___ DATA FOR ANALYSIS
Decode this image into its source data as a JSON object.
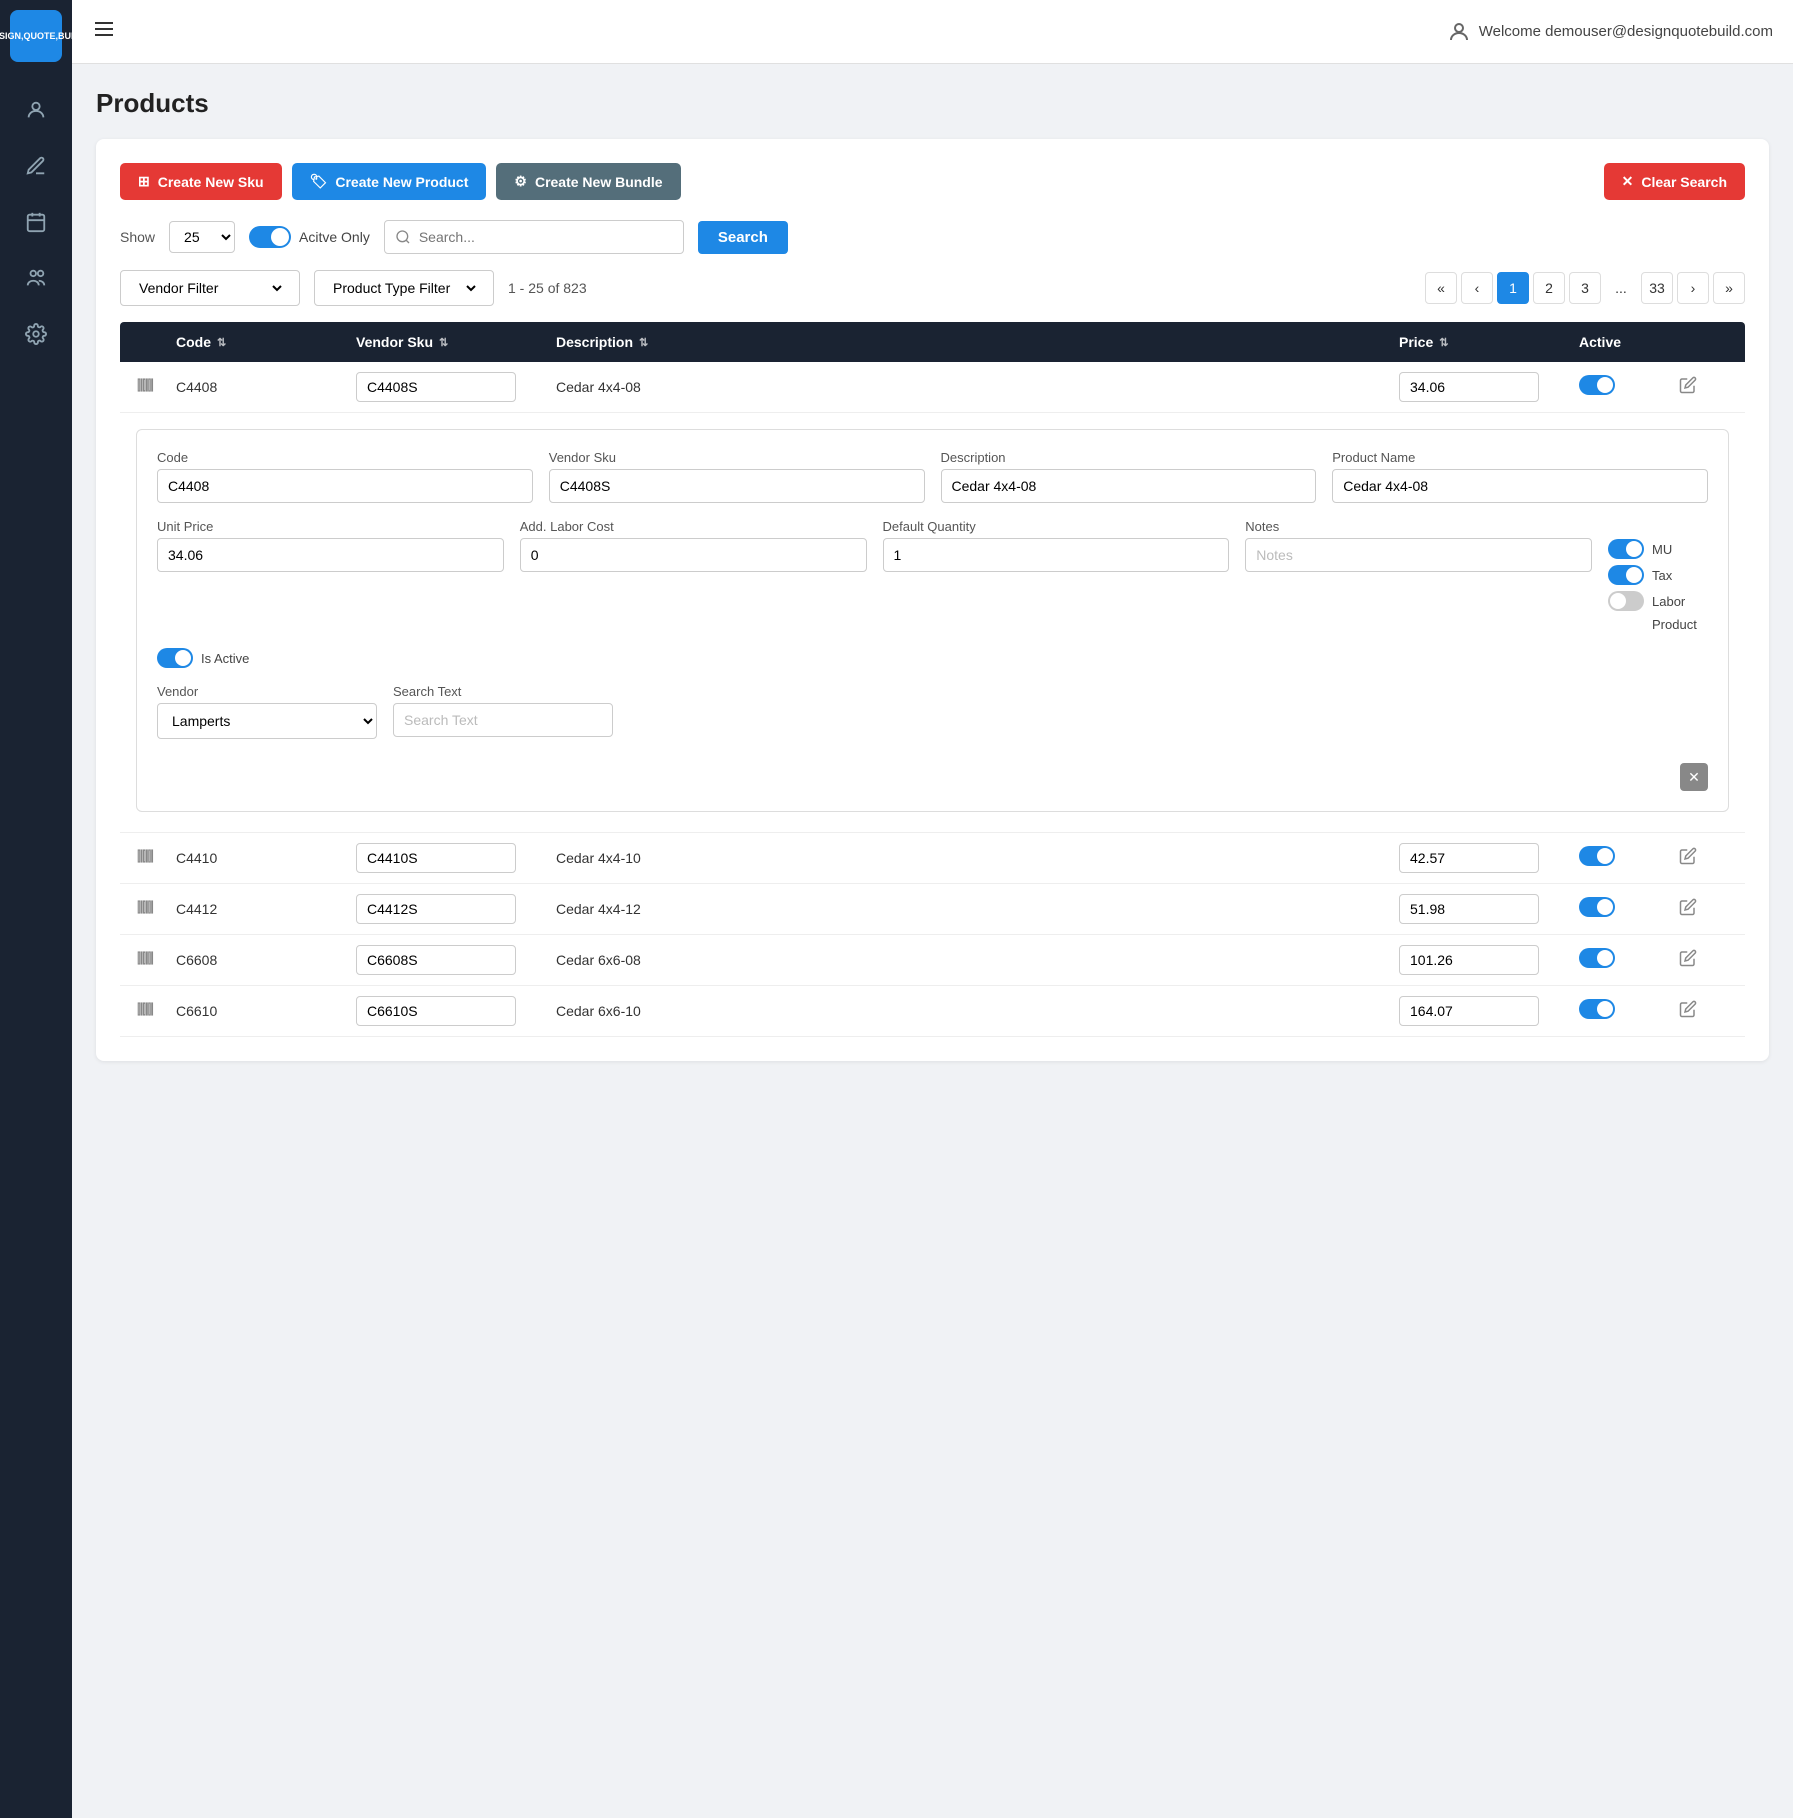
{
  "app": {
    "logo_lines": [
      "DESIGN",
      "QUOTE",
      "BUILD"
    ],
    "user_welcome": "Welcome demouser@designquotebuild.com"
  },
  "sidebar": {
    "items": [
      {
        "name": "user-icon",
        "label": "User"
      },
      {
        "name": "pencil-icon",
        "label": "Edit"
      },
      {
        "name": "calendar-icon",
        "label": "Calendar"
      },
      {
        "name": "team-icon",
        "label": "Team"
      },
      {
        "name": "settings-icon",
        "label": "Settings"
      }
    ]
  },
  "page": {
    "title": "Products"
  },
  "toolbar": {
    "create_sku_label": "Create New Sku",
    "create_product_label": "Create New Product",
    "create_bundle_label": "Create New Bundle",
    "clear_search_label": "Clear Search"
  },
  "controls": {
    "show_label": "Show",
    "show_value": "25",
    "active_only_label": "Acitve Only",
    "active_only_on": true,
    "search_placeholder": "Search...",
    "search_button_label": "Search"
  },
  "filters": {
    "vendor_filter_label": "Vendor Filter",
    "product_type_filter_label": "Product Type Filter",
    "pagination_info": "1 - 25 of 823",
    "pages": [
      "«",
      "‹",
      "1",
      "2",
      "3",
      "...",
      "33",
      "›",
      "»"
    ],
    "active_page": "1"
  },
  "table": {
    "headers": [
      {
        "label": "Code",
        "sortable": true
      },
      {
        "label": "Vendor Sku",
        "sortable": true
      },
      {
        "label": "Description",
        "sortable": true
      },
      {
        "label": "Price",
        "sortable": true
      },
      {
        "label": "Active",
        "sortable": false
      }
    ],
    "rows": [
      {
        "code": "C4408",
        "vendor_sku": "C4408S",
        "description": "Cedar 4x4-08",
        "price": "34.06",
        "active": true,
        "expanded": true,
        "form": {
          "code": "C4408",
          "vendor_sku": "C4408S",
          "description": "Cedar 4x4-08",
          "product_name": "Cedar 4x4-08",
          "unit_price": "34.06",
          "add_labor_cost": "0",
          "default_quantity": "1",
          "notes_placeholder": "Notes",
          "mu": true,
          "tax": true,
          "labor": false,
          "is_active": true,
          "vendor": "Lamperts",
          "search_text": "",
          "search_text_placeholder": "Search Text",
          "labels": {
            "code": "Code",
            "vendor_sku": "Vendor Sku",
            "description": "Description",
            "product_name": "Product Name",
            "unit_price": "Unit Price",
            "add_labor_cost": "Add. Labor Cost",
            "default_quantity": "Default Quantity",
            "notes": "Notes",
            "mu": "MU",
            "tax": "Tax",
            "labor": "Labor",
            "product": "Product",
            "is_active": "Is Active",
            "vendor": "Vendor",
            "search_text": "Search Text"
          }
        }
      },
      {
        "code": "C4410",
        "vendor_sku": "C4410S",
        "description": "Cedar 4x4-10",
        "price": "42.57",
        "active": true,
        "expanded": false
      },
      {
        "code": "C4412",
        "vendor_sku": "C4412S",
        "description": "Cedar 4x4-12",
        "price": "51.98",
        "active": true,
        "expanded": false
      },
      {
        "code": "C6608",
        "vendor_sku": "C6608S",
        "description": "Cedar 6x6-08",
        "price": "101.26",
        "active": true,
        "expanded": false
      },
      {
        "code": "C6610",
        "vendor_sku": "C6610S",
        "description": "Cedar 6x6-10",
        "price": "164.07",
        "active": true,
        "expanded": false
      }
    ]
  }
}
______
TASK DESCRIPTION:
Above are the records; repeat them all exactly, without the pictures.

SOLVED PROBLEM:
Decode this image into its source data as a JSON object.
{
  "app": {
    "logo_lines": [
      "DESIGN",
      "QUOTE",
      "BUILD"
    ],
    "user_welcome": "Welcome demouser@designquotebuild.com"
  },
  "sidebar": {
    "items": [
      {
        "name": "user-icon",
        "label": "User"
      },
      {
        "name": "pencil-icon",
        "label": "Edit"
      },
      {
        "name": "calendar-icon",
        "label": "Calendar"
      },
      {
        "name": "team-icon",
        "label": "Team"
      },
      {
        "name": "settings-icon",
        "label": "Settings"
      }
    ]
  },
  "page": {
    "title": "Products"
  },
  "toolbar": {
    "create_sku_label": "Create New Sku",
    "create_product_label": "Create New Product",
    "create_bundle_label": "Create New Bundle",
    "clear_search_label": "Clear Search"
  },
  "controls": {
    "show_label": "Show",
    "show_value": "25",
    "active_only_label": "Acitve Only",
    "active_only_on": true,
    "search_placeholder": "Search...",
    "search_button_label": "Search"
  },
  "filters": {
    "vendor_filter_label": "Vendor Filter",
    "product_type_filter_label": "Product Type Filter",
    "pagination_info": "1 - 25 of 823",
    "pages": [
      "«",
      "‹",
      "1",
      "2",
      "3",
      "...",
      "33",
      "›",
      "»"
    ],
    "active_page": "1"
  },
  "table": {
    "headers": [
      {
        "label": "Code",
        "sortable": true
      },
      {
        "label": "Vendor Sku",
        "sortable": true
      },
      {
        "label": "Description",
        "sortable": true
      },
      {
        "label": "Price",
        "sortable": true
      },
      {
        "label": "Active",
        "sortable": false
      }
    ],
    "rows": [
      {
        "code": "C4408",
        "vendor_sku": "C4408S",
        "description": "Cedar 4x4-08",
        "price": "34.06",
        "active": true,
        "expanded": true,
        "form": {
          "code": "C4408",
          "vendor_sku": "C4408S",
          "description": "Cedar 4x4-08",
          "product_name": "Cedar 4x4-08",
          "unit_price": "34.06",
          "add_labor_cost": "0",
          "default_quantity": "1",
          "notes_placeholder": "Notes",
          "mu": true,
          "tax": true,
          "labor": false,
          "is_active": true,
          "vendor": "Lamperts",
          "search_text": "",
          "search_text_placeholder": "Search Text",
          "labels": {
            "code": "Code",
            "vendor_sku": "Vendor Sku",
            "description": "Description",
            "product_name": "Product Name",
            "unit_price": "Unit Price",
            "add_labor_cost": "Add. Labor Cost",
            "default_quantity": "Default Quantity",
            "notes": "Notes",
            "mu": "MU",
            "tax": "Tax",
            "labor": "Labor",
            "product": "Product",
            "is_active": "Is Active",
            "vendor": "Vendor",
            "search_text": "Search Text"
          }
        }
      },
      {
        "code": "C4410",
        "vendor_sku": "C4410S",
        "description": "Cedar 4x4-10",
        "price": "42.57",
        "active": true,
        "expanded": false
      },
      {
        "code": "C4412",
        "vendor_sku": "C4412S",
        "description": "Cedar 4x4-12",
        "price": "51.98",
        "active": true,
        "expanded": false
      },
      {
        "code": "C6608",
        "vendor_sku": "C6608S",
        "description": "Cedar 6x6-08",
        "price": "101.26",
        "active": true,
        "expanded": false
      },
      {
        "code": "C6610",
        "vendor_sku": "C6610S",
        "description": "Cedar 6x6-10",
        "price": "164.07",
        "active": true,
        "expanded": false
      }
    ]
  }
}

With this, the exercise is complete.